I wanted a bike, mostly because my three cousins who lived two blocks away all had bicycles. My mother wasn't fond of the idea and since I was still small statured at the time, she thought a bike might be too much for me to handle. I did have a trike - a huge one, not the standard one for tots but it wasn't the same.
One day when I was maybe six years old, if that, I visited my first yard sale with my mom, brother, aunt and cousins. Tucked beneath a table at this yard sale was a bike, a small "sidewalk" bike with a price tag of fifty cents. My cousin Tom Sontheimer bought it for me, a bargain although it needed a chain which my mother purchased under protest for $2.
My bike lessons began with training wheels and as long as they were in place, I could peddle just fine. I rode up and down the sidewalk outside their home on North Ninth Street but it wasn't much different than riding the big tricycle. So, the training wheels came off and I began trying to learn to ride in earnest.

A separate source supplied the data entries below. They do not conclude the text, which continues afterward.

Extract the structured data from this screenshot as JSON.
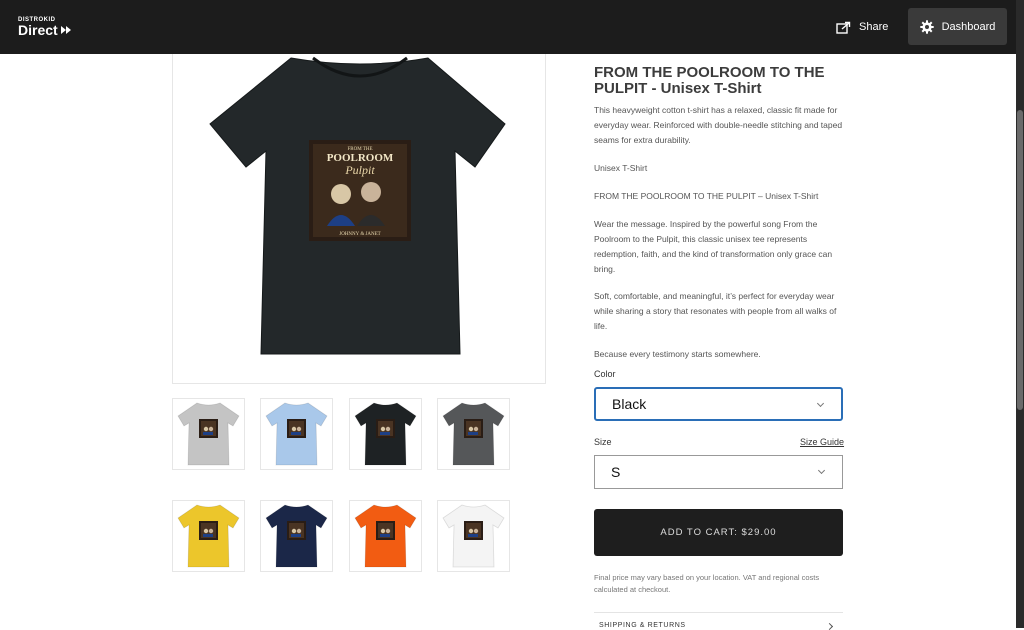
{
  "header": {
    "logo_top": "DISTROKID",
    "logo_main": "Direct",
    "share_label": "Share",
    "dashboard_label": "Dashboard"
  },
  "product": {
    "title": "FROM THE POOLROOM TO THE PULPIT - Unisex T-Shirt",
    "paragraphs": [
      "This heavyweight cotton t-shirt has a relaxed, classic fit made for everyday wear. Reinforced with double-needle stitching and taped seams for extra durability.",
      "Unisex T-Shirt",
      "FROM THE POOLROOM TO THE PULPIT – Unisex T-Shirt",
      "Wear the message. Inspired by the powerful song From the Poolroom to the Pulpit, this classic unisex tee represents redemption, faith, and the kind of transformation only grace can bring.",
      "Soft, comfortable, and meaningful, it’s perfect for everyday wear while sharing a story that resonates with people from all walks of life.",
      "Because every testimony starts somewhere."
    ],
    "artwork": {
      "line1": "FROM THE",
      "line2": "POOLROOM",
      "line3": "Pulpit",
      "artist": "JOHNNY & JANET"
    }
  },
  "options": {
    "color_label": "Color",
    "color_value": "Black",
    "size_label": "Size",
    "size_guide": "Size Guide",
    "size_value": "S"
  },
  "cart": {
    "button_label": "ADD TO CART: $29.00",
    "fine_print": "Final price may vary based on your location. VAT and regional costs calculated at checkout.",
    "shipping_label": "SHIPPING & RETURNS"
  },
  "swatches": [
    {
      "name": "grey",
      "color": "#c4c4c4"
    },
    {
      "name": "light-blue",
      "color": "#a9c8ea"
    },
    {
      "name": "black",
      "color": "#1e2224"
    },
    {
      "name": "charcoal",
      "color": "#555759"
    },
    {
      "name": "yellow",
      "color": "#ecc62b"
    },
    {
      "name": "navy",
      "color": "#1b2748"
    },
    {
      "name": "orange",
      "color": "#f25c12"
    },
    {
      "name": "white",
      "color": "#f4f4f4"
    }
  ],
  "colors": {
    "header_bg": "#1c1c1c",
    "accent_border": "#2a6eb7",
    "cart_bg": "#1e1e1e",
    "shirt_main": "#23282a"
  }
}
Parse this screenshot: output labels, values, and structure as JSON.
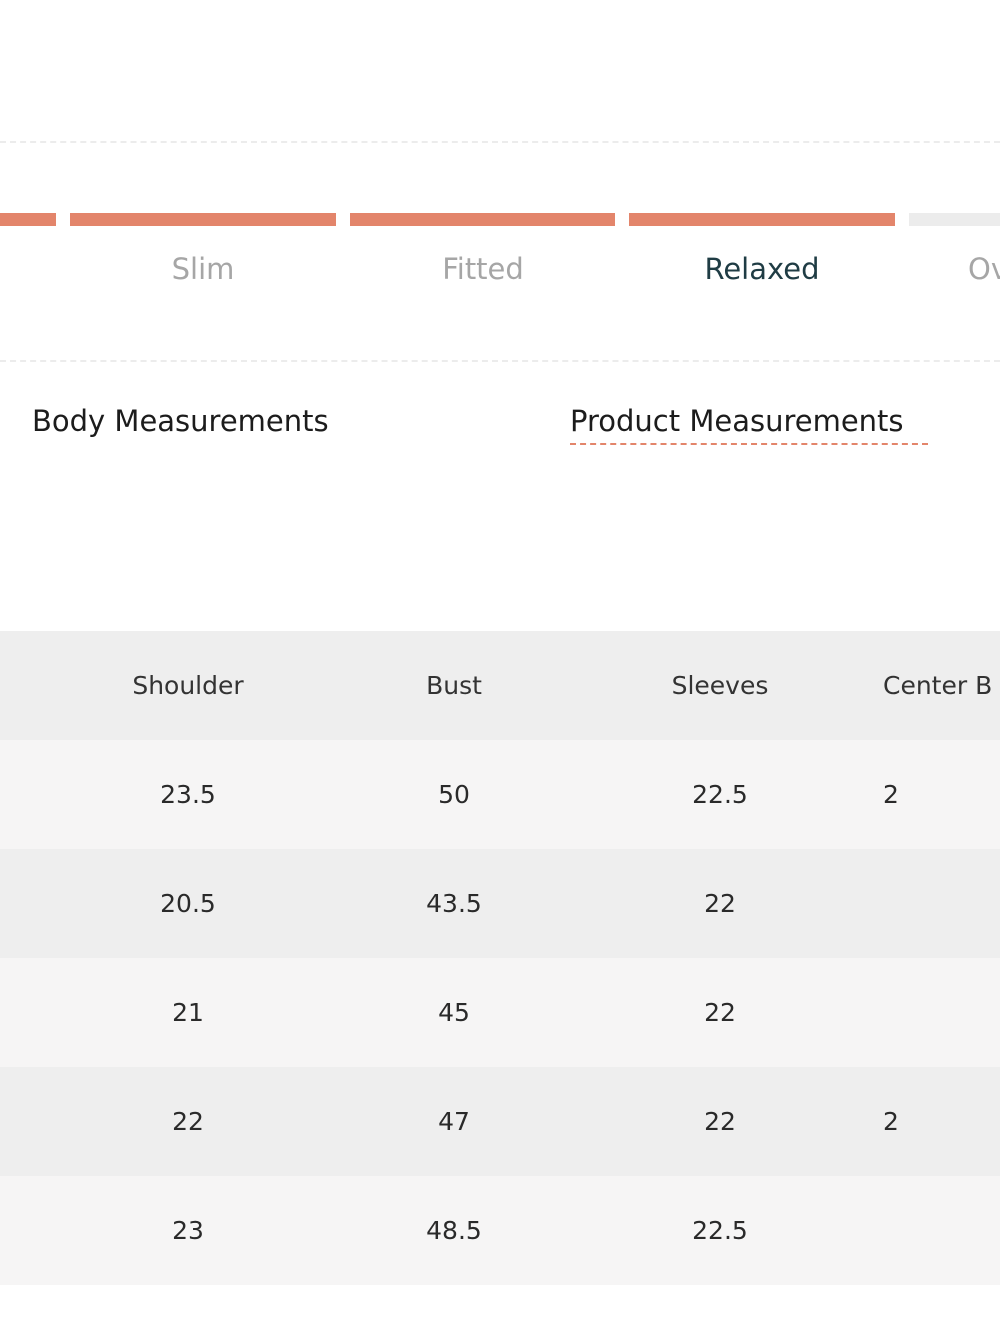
{
  "fit_scale": {
    "accent_color": "#e3856b",
    "inactive_color": "#ececec",
    "options": [
      {
        "label": "",
        "active": false,
        "filled": true
      },
      {
        "label": "Slim",
        "active": false,
        "filled": true
      },
      {
        "label": "Fitted",
        "active": false,
        "filled": true
      },
      {
        "label": "Relaxed",
        "active": true,
        "filled": true
      },
      {
        "label": "Ov",
        "active": false,
        "filled": false
      }
    ]
  },
  "tabs": {
    "body": "Body Measurements",
    "product": "Product Measurements",
    "selected": "product"
  },
  "table": {
    "columns": [
      "Shoulder",
      "Bust",
      "Sleeves",
      "Center B"
    ],
    "rows": [
      [
        "23.5",
        "50",
        "22.5",
        "2"
      ],
      [
        "20.5",
        "43.5",
        "22",
        ""
      ],
      [
        "21",
        "45",
        "22",
        ""
      ],
      [
        "22",
        "47",
        "22",
        "2"
      ],
      [
        "23",
        "48.5",
        "22.5",
        ""
      ]
    ]
  }
}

With tireless patience, my cousins pushed me as I peddled and then they would let go. The idea was that I would keep riding, unaware they were no longer supporting me but each time I crashed. It was humbling. It was embarrassing. I became mad, sad, and frustrated but also determined.
I'll never forget the moment when I peddled that bike furiously toward the corner and then realized I was riding it without help. There were still times when I lost balance and fell but I had the basics so my years of bike riding were underway.
Eventually I outgrew the small bike and a few years later, I received a 26 inch bike for Christmas, a promise made by my Pop and kept after his passing by Granny. It was bigger and when I first tried to ride it, my toes were stretched to reach the pedals. That summer, we moved to southwest Missouri and when the bike at long last joined me, delivered by my grandmother, I jumped on and rode away. I'd grown an inch or two and my desire to keep up with the other kids on bikes gave me the power to ride like the wind.
I realized the other day, as my second year walking a widow's path began, that obstacles in life - such as being widowed - are a lot like riding without training wheels. It's new and it's scary. I'm afraid for someone to let go and let me ride alone although I want to, more than anything. I've reached the point where the widow training wheels are off but I'm still a bit wobbly but I am determined.
I will adjust to this stage of life and I will ride. There probably will always be a few falls, a bump or scrape or two along the way but I've got this - without training wheels.
-Lee Ann Sontheimer Murphy is the community editor for The Neosho Daily News and The Aurora Advertiser. She is also a novelist, teaches 7 and 8th grade students at church, and remains determined.